→ **Problem to work on**: Please state how many lines of the listing contain the word "teamcity", giving the number by itself.

START Dataset entries

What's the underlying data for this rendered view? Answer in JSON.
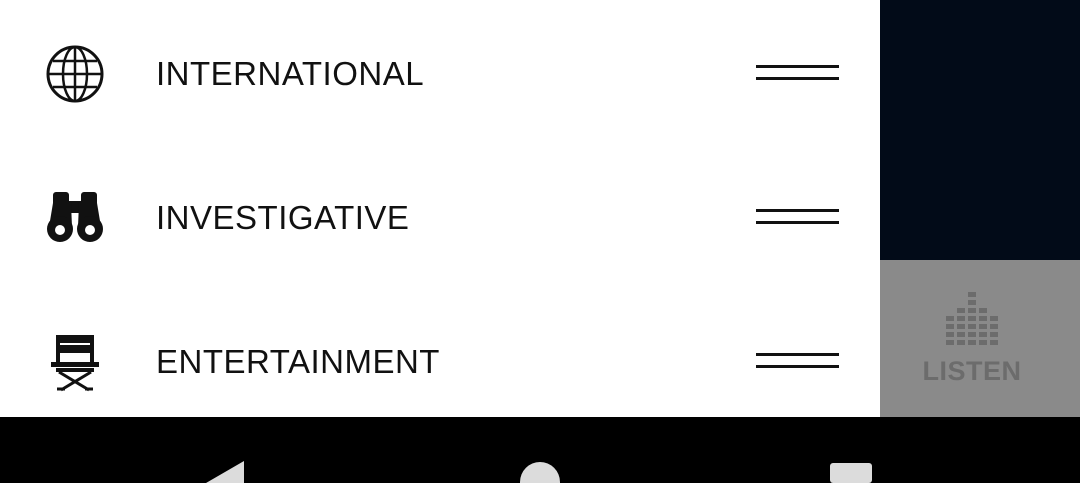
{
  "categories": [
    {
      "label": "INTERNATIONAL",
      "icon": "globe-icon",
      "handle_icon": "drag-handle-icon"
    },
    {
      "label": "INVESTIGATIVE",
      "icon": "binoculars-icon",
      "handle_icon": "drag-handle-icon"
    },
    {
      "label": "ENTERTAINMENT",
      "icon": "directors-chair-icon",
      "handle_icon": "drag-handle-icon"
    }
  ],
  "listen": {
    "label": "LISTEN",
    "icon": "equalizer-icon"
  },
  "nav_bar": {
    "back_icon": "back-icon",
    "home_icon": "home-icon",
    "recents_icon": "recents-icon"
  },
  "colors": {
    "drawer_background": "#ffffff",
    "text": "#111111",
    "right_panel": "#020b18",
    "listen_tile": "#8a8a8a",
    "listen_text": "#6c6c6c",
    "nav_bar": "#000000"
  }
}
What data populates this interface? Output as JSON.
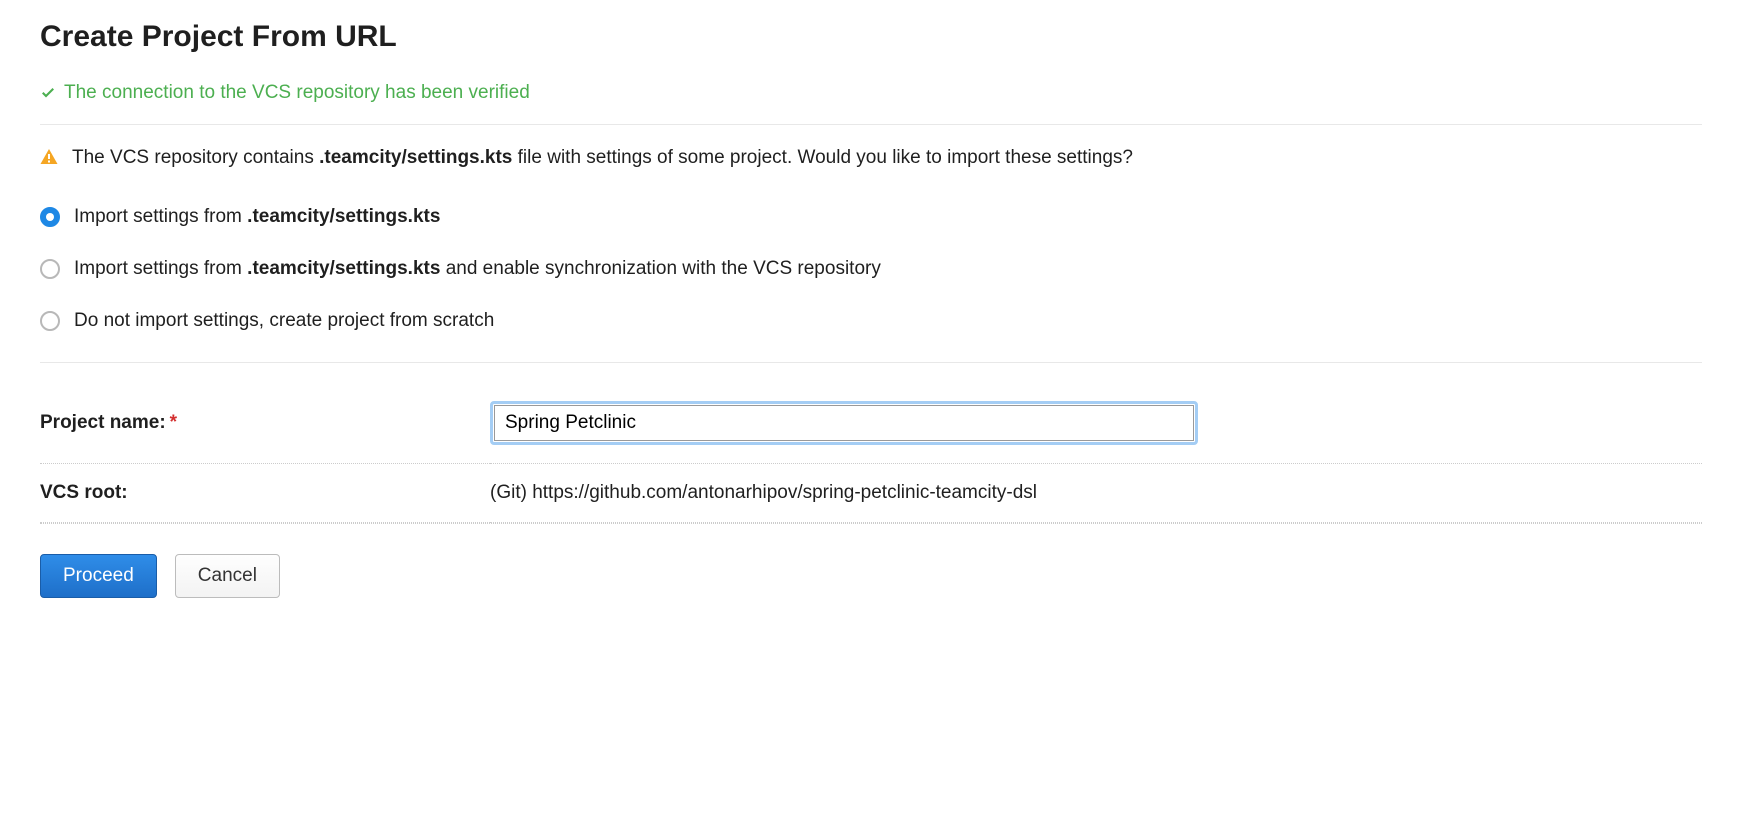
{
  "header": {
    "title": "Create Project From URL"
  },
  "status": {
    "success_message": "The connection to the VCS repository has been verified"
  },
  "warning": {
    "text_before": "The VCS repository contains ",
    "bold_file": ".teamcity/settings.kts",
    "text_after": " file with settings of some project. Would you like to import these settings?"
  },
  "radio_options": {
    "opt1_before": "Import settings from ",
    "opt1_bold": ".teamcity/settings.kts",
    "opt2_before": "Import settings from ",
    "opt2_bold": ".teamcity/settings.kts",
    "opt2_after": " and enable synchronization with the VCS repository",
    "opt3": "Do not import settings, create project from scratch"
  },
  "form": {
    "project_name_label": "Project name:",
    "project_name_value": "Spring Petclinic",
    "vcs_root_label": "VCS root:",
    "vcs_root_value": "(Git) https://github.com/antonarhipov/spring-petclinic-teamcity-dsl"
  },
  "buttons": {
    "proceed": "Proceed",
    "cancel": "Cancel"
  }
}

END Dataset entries
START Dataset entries

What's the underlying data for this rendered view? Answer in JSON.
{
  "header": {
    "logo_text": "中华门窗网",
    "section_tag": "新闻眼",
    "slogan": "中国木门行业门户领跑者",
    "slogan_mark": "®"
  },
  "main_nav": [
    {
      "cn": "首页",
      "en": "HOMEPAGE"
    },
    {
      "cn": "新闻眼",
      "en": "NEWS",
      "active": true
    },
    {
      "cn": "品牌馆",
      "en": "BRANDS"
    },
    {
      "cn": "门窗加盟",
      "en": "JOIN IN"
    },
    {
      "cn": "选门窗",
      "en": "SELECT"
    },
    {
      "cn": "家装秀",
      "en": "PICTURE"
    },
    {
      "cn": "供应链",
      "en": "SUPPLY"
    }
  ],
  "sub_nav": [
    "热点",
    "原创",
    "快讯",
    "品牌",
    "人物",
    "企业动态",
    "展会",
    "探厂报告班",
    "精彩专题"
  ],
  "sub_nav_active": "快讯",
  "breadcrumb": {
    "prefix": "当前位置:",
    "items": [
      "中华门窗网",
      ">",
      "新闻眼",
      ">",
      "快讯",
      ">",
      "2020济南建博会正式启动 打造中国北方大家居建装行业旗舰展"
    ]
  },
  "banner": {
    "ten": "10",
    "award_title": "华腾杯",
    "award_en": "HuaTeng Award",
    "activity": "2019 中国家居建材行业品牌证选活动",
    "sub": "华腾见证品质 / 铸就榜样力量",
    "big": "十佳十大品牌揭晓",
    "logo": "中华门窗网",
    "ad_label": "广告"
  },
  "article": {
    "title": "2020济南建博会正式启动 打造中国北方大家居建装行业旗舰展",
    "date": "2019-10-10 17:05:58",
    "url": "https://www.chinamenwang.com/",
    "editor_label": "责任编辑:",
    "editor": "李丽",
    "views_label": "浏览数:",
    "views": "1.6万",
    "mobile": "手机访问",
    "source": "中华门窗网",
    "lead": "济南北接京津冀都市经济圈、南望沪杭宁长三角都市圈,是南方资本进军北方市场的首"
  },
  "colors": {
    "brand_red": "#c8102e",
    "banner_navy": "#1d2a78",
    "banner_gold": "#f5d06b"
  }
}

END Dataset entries

→ **Response area**: 4